What is categorical imperative in nursing?
The first categorical imperative prescribes that oncology nurses must act in such a way that they would will as a universal law. This implies that in the course of our care for patients with cancer, our actions should be such that we would want others to follow.
What did Immanuel Kant argue?
Immanuel Kant (1724–1804) argued that the supreme principle of morality is a standard of rationality that he dubbed the “Categorical Imperative” (CI). This argument was based on his striking doctrine that a rational will must be regarded as autonomous, or free, in the sense of being the author of the law that binds it.
Why is it called the categorical imperative?
Kant’s theory is an example of a deontological moral theory–according to these theories, the rightness or wrongness of actions does not depend on their consequences but on whether they fulfill our duty. Kant believed that there was a supreme principle of morality, and he referred to it as The Categorical Imperative.
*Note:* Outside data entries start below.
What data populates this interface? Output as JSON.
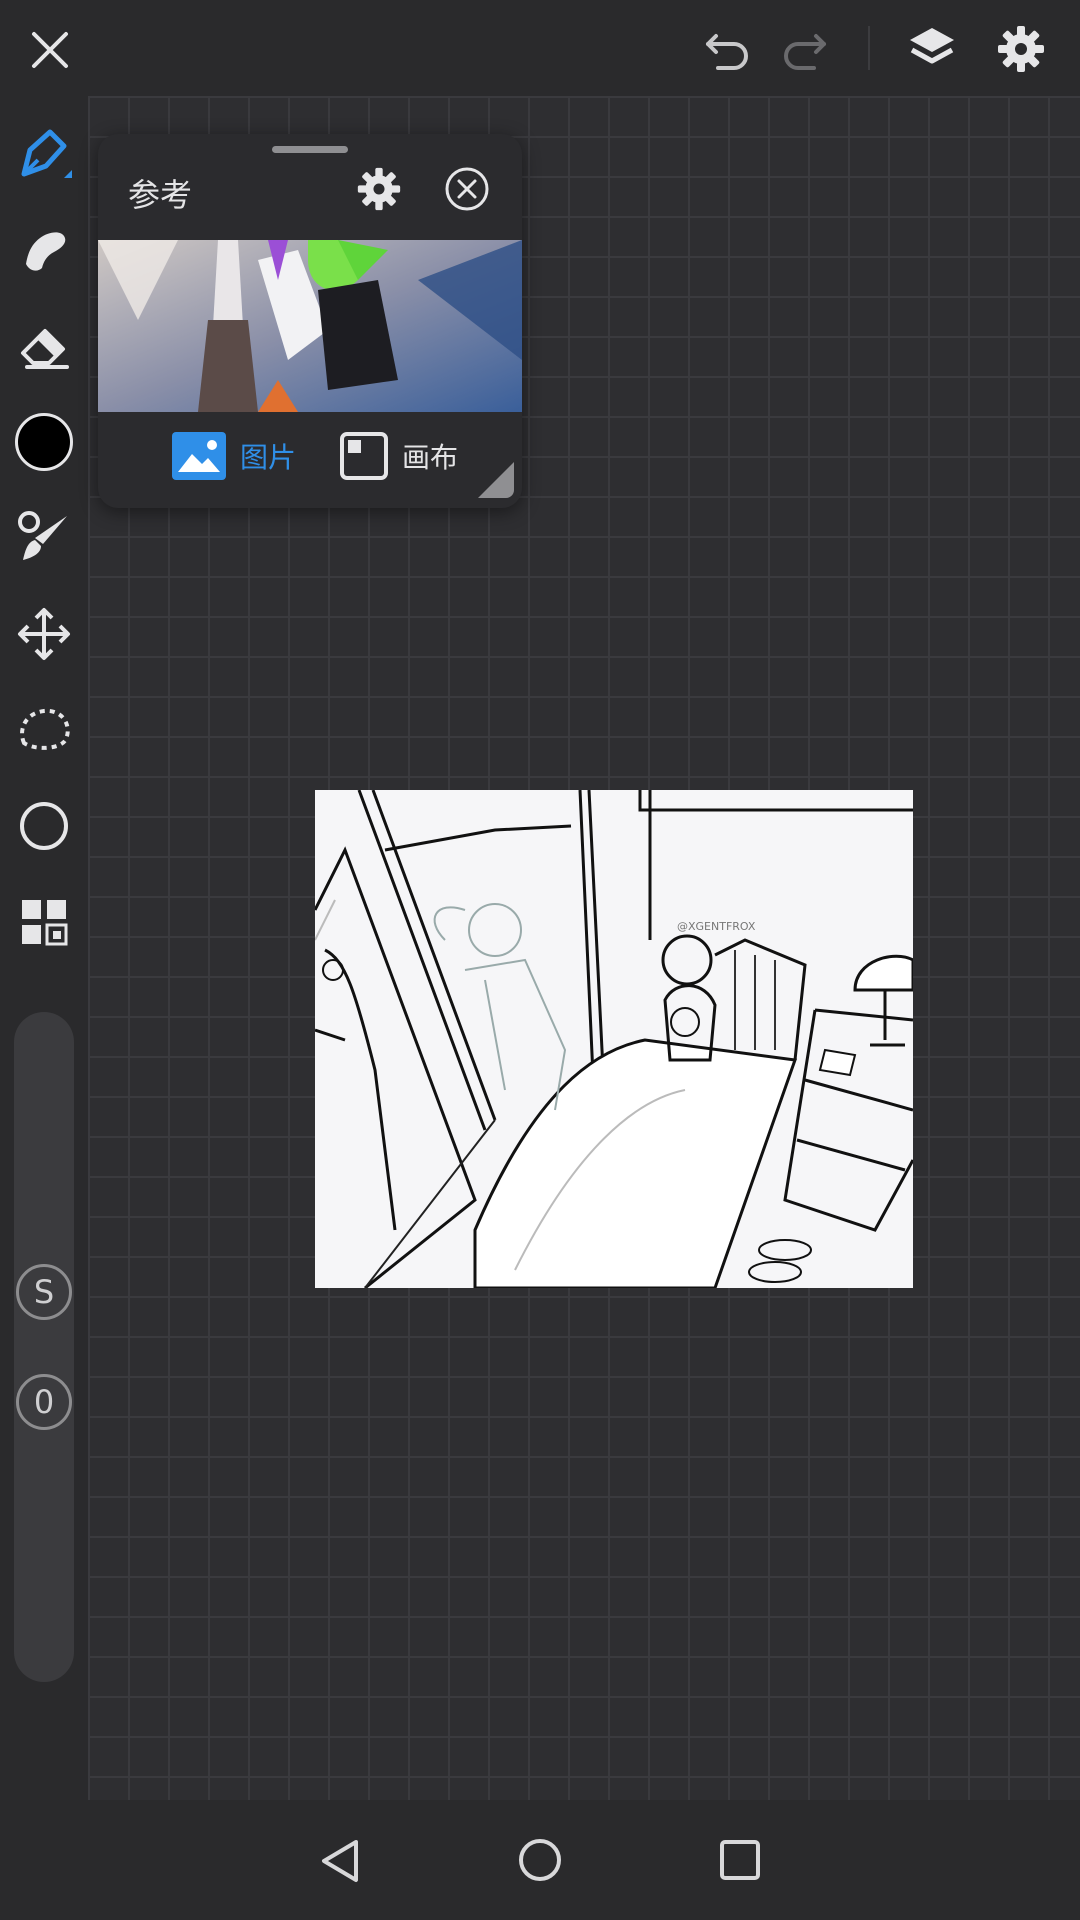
{
  "colors": {
    "accent": "#2f8fe8",
    "background": "#2b2b2e",
    "canvas_grid": "#3a3a3e",
    "icon": "#e6e6e8"
  },
  "topbar": {
    "icons": [
      "close-icon",
      "undo-icon",
      "redo-icon",
      "layers-icon",
      "settings-icon"
    ]
  },
  "toolbar": {
    "tools": [
      "pen-icon",
      "smudge-icon",
      "eraser-icon",
      "color-swatch",
      "brush-icon",
      "move-icon",
      "lasso-icon",
      "shape-icon",
      "grid-menu-icon"
    ],
    "active_tool": "pen-icon",
    "current_color": "#000000",
    "stabilizer_label": "S",
    "size_value": "0"
  },
  "reference_panel": {
    "title": "参考",
    "tabs": [
      {
        "label": "图片",
        "active": true
      },
      {
        "label": "画布",
        "active": false
      }
    ]
  },
  "artwork": {
    "watermark": "@XGENTFROX"
  },
  "navbar": {
    "icons": [
      "back-icon",
      "home-icon",
      "recents-icon"
    ]
  }
}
What is the first categorical imperative?
First formulation: Universality and the law of nature This leads to the first formulation of the categorical imperative, sometimes called the principle of universalizability: “Act only according to that maxim whereby you can at the same time will that it should become a universal law.”
What is Kant’s Golden Rule?
Kant’s improvement on the golden rule, the Categorical Imperative: Act as you would want all other people to act towards all other people. Act according to the maxim that you would wish all other rational people to follow, as if it were a universal law.
What is Kant’s categorical imperative and why is it important to the nursing profession?
Kant argued that moral requirements are based on a standard of rationality he dubbed the Categorical imperative. Categorical imperative is defined as the standard of rationality from which all moral requirements are derived (Categorical imperative, 2007). It is an imperative because it is a command.
What is an example of Kantian ethics?
People have a duty to do the right thing, even if it produces a bad result. So, for example, the philosopher Kant thought that it would be wrong to tell a lie in order to save a friend from a murderer. So a person is doing something good if they are doing a morally right action.
How is Immanuel Kant relevant today?
Immanuel Kant continues to influence modern politics. Kant’s ideas, his practical philosophy, his ethical theories such as the categorical imperative and his Critique of Pure Reason, had a lasting influence on Western thinking that goes far beyond the German-speaking world.
What does it mean to call something a categorical imperative?
The categorical imperative is something that a person must do, no matter what the circumstances. It is imperative to an ethical person that they make choices based on the categorical imperative. Another way of saying that, is that an ethical person follows a “universal law” regardless of their situation.
Does the categorical imperative provide correct moral guidance?
After considering possible responses in favour of the Categorical Imperative test, it will be concluded that the Categorical Imperative provides a form of moral compass, which- when used prudently and honestly- is able to indicate the correct moral direction.
What are some examples of moral imperatives?
Enrich the Poor. Could floating nations enrich the poor? Humanitarian Michael Strong thinks they can.
What is a hypothetical imperative?
Hypothetical imperative, in the ethicsof the 18th-century German philosopher Immanuel Kant , a rule of conduct that is understood to apply to an individual only if he or she desires a certain end and has chosen (willed) to act on that desire.